scazon (plural scazons)

  1. A limping satiric meter in classical verse.
  2. A iambic trimeter ending with a trochee or spondee.

See also[edit]


Latin[edit]

Etymology[edit]

From the Ancient Greek σκάζων (skázōn, limping), the present active participle of σκάζω (skázō, I limp).

Pronunciation[edit]

Noun[edit]

scazōn m (genitive scazontis); third declension

  1. scazon (an iambic trimeter, with a spondee or trochee in the last foot)
    • AD 86–103, Marcus Valerius Martialis, Epigrammaton, book I, epigram xcvi, lines 1–3:
      Si non molestum est teque non piget, scazon, // Nostro rogamus pauca verba Materno // Dicas in aurem sic ut audiat solus.
    • ibidem, book VII, epigram xxvi, line 1 and 10 (identical):
      Apollinarem conveni meum, Scazon.
    • AD 103–107, Gaius Plinius Caecilius Secundus, Epistulae, book V, letter x: “C. Plinius Suetonio Tranquillo suo s.”, § 2:
      Sum et ipse in edendo haesitator, tu tamen meam quoque cunctationem tarditatemque vicisti. Proinde aut rumpe iam moras aut cave ne eosdem istos libellos, quos tibi hendecasyllabi nostri blanditiis elicere non possunt, convicio scazontes extorqueant.
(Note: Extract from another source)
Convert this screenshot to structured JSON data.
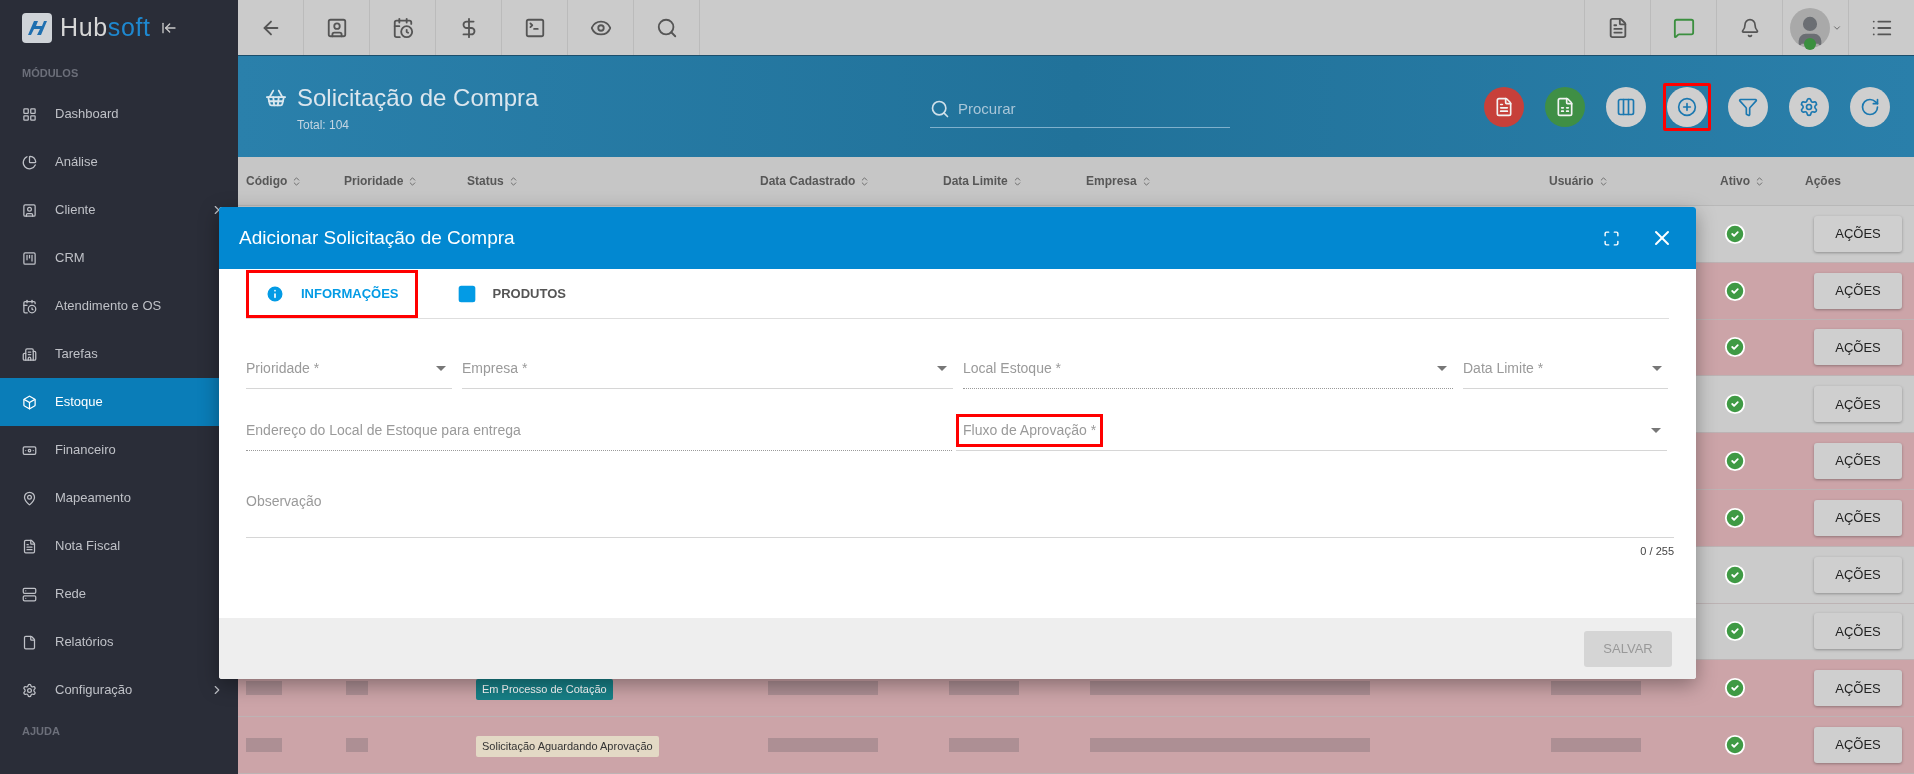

Declension[edit]

Third declension, Greek type, nominative singular in -ōn. Alternative genitive singular and plural and accusative plural may be attested or may be reconstructed by lexicographers due to scazōn having been imported from the Ancient Greek masculine present active participle.

Number Singular Plural
nominative scazōn scazontēs
genitive scazontis
scazontos
scazontum
scazontium
dative scazontī scazontibus
accusative scazonta scazontēs
scazontās
ablative scazonte scazontibus
vocative scazōn scazontēs

Synonyms[edit]

Descendants[edit]

References[edit]

  • scāzon in Charlton T. Lewis & Charles Short, A Latin Dictionary, Oxford: Clarendon Press, 1879
  • scāzōn” on page 1,400/2 of Félix Gaffiot’s Dictionnaire Illustré Latin-Français, Hachette (1934)
  • “scazōn” on page 1,700/3 of the Oxford Latin Dictionary (1st ed., 1968–82)